An abused beagle runs away from his owner. On the road, he meets young Marty Preston and follows him home. The boy immediately forms a bond with the dog and names him Shiloh. His stern father won’t let him keep the dog because it belongs to Judd Travers, a local hunter. After Shiloh is mistreated again, he runs away and returns to Marty. Knowing his father will once again make him bring Shiloh back to Judd, he makes a home for the dog in an old shed up the hill from the Prestons’ house and hides him from his family. His secret is soon discovered when a stray attacks the dog one night and he must turn to his father for help.
Europol Agent Tom Brindle is called to Barcelona, Spain, to track down the notorious serial killer known as Pygmalion. A set of fingerprints lead to a young, volatile soldier, Marco Soler. Agent Brindle arrests Marco and intensely interrogates him, convinced that he has his man. Marco has an airtight alibi though and further investigation of the suspect leads Agent Brindle to a shocking discovery.
A character study as well as a meditation on communication, creativity, and physical space, Take What You Can Carry is a picture of a young woman seen through the interiors she occupies and the company she keeps. A North American living abroad, Lilly aspires to shape an intimate and private place of her own while connecting to the world around her. When she receives a letter from home, it provides the conduit she needs to fuse her transient self with the person she’s always known herself to be.

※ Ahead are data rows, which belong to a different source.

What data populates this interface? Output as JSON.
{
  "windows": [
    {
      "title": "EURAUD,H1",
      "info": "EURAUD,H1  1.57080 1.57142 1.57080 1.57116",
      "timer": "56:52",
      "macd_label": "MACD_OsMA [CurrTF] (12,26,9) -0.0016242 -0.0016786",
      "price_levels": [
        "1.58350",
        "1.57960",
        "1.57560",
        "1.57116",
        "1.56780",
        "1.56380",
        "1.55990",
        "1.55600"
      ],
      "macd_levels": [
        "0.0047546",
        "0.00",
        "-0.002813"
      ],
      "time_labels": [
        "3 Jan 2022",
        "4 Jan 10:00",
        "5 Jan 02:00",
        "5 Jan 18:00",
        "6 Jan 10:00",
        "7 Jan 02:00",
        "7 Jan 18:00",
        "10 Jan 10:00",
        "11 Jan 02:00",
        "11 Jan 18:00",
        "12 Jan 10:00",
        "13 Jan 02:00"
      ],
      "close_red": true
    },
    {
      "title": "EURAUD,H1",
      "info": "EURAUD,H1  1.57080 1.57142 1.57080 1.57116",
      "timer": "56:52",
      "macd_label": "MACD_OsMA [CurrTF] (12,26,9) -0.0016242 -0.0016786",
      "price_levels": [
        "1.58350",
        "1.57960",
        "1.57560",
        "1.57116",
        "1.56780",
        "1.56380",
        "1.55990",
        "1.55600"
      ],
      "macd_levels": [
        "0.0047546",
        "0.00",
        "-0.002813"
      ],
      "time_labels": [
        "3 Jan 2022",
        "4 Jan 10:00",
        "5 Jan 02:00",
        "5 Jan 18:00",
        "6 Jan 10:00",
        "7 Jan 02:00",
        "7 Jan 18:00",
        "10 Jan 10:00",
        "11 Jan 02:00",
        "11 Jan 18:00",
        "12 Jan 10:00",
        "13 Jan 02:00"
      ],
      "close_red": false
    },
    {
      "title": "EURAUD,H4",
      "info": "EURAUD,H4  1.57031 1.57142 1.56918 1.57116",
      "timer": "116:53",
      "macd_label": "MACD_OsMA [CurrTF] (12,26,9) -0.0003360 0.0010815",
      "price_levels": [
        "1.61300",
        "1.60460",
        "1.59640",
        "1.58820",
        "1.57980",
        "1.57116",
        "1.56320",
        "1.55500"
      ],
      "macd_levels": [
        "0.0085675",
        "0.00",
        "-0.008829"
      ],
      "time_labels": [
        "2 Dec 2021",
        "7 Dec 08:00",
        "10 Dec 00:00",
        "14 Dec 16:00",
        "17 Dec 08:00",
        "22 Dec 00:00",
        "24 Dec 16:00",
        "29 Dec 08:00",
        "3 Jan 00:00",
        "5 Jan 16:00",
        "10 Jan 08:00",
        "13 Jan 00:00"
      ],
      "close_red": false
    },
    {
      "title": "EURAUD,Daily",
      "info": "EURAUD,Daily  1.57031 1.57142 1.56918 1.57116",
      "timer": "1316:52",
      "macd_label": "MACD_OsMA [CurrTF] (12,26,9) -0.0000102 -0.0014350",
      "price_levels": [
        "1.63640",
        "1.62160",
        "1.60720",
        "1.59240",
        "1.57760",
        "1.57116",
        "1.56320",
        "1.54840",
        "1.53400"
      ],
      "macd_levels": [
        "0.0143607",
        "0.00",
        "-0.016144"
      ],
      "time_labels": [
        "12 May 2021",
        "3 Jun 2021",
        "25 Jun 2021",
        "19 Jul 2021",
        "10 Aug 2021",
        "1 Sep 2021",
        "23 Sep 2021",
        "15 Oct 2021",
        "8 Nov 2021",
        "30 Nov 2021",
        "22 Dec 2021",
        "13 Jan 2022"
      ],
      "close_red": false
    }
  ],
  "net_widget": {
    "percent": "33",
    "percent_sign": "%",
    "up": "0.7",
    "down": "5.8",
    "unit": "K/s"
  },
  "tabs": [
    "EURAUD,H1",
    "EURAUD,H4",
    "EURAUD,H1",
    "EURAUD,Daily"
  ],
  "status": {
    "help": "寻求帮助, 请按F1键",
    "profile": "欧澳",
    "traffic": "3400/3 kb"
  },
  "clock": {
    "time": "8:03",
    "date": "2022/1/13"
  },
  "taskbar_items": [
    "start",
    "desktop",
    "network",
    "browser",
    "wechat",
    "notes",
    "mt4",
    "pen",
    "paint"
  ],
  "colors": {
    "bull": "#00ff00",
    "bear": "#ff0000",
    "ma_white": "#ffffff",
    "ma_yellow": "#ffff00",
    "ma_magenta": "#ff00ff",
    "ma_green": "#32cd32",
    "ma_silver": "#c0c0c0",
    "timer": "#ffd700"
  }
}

Mike Nichols’ film from Edward Albee’s play brought new themes to the film industry. Elizabeth Taylor and Richard Burton have never been more brilliant together as they portray an experienced married couple who love each other yet verbally attack one another when they see how boring their naïve newlywed guests have made their night.